### Dataset excerpts
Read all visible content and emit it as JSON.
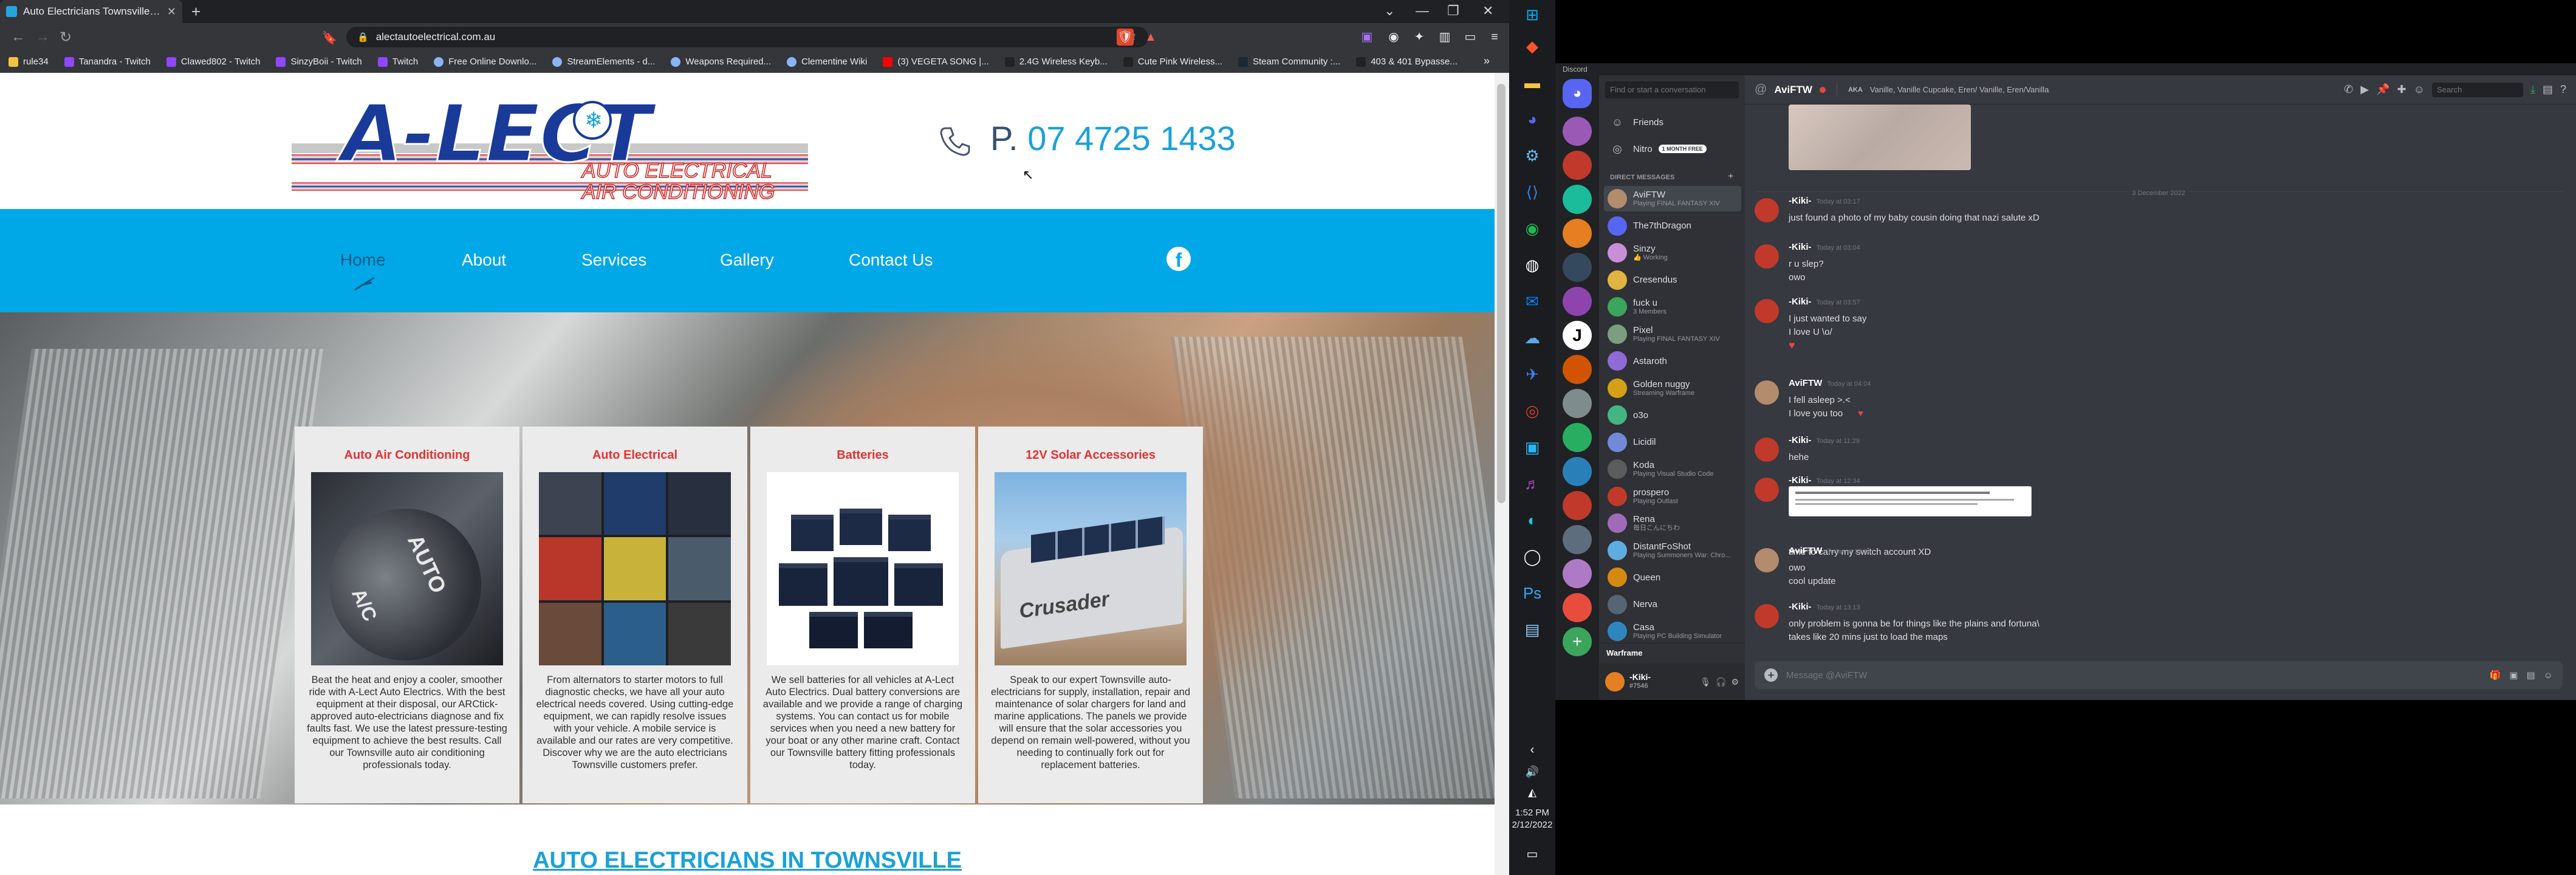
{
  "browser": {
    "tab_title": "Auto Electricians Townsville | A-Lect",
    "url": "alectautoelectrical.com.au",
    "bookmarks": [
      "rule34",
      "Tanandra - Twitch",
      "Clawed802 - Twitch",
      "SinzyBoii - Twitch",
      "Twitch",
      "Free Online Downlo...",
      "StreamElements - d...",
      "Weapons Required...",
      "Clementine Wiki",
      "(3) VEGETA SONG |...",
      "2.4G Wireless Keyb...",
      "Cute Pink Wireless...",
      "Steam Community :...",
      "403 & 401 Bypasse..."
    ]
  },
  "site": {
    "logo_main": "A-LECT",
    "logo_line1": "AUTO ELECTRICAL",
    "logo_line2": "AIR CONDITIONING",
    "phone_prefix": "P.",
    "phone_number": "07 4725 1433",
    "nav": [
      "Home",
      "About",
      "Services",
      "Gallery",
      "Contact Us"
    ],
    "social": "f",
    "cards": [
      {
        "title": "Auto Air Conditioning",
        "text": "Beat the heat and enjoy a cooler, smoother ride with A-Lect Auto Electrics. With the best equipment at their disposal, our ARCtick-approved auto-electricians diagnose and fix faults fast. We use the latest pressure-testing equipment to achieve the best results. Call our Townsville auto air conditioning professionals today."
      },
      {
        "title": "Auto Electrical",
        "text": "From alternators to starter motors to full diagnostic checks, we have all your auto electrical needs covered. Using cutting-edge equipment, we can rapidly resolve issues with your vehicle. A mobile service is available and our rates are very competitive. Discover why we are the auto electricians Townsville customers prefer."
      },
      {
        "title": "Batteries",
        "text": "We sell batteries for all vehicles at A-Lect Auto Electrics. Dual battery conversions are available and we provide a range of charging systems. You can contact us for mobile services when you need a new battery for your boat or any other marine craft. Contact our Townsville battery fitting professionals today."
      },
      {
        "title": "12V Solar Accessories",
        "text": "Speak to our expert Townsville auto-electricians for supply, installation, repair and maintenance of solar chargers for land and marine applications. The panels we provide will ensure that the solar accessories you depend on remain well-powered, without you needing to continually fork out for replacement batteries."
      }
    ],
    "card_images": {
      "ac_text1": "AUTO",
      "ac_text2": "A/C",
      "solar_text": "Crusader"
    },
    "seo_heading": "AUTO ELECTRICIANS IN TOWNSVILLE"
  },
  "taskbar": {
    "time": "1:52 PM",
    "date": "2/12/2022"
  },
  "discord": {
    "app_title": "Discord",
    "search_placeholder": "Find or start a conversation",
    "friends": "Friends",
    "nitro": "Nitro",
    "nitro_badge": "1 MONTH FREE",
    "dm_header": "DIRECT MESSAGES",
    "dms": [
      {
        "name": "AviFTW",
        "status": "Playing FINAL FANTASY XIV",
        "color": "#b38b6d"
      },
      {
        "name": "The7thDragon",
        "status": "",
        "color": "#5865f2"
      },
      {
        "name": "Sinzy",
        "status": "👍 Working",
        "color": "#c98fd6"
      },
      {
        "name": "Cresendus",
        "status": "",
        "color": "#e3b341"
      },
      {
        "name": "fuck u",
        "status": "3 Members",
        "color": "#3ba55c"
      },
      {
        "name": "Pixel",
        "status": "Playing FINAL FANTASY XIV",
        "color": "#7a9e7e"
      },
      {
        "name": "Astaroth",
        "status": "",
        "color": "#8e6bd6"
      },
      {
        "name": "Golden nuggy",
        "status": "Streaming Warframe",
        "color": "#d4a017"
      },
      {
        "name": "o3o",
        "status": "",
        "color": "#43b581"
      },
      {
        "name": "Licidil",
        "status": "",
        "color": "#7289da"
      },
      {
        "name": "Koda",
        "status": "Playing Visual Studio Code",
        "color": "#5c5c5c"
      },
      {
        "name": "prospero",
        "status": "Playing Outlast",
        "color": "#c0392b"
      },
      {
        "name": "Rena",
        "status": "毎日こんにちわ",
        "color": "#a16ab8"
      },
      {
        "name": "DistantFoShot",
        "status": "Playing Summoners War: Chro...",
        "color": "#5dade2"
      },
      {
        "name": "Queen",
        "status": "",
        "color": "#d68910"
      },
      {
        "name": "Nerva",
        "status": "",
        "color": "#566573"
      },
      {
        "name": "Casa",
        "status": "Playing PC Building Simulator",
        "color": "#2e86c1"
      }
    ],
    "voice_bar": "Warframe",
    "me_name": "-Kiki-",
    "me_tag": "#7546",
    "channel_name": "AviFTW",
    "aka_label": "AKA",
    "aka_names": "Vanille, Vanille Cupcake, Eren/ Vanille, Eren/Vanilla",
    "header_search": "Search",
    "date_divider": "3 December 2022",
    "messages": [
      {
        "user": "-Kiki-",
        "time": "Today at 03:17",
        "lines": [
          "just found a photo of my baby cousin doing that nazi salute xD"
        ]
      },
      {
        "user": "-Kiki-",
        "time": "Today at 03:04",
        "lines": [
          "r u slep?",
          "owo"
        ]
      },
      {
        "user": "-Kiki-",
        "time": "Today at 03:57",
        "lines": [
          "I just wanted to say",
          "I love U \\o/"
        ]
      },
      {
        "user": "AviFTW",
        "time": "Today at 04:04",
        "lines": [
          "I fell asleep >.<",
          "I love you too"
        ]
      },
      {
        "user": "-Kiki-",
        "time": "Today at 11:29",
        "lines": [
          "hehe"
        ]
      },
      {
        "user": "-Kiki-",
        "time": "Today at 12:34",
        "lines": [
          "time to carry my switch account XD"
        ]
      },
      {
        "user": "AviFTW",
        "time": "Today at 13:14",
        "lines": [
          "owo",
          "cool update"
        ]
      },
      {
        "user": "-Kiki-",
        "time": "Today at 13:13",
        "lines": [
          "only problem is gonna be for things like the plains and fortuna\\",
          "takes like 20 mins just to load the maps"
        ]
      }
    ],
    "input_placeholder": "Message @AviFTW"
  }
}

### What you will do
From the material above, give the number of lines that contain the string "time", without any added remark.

### Written reply
10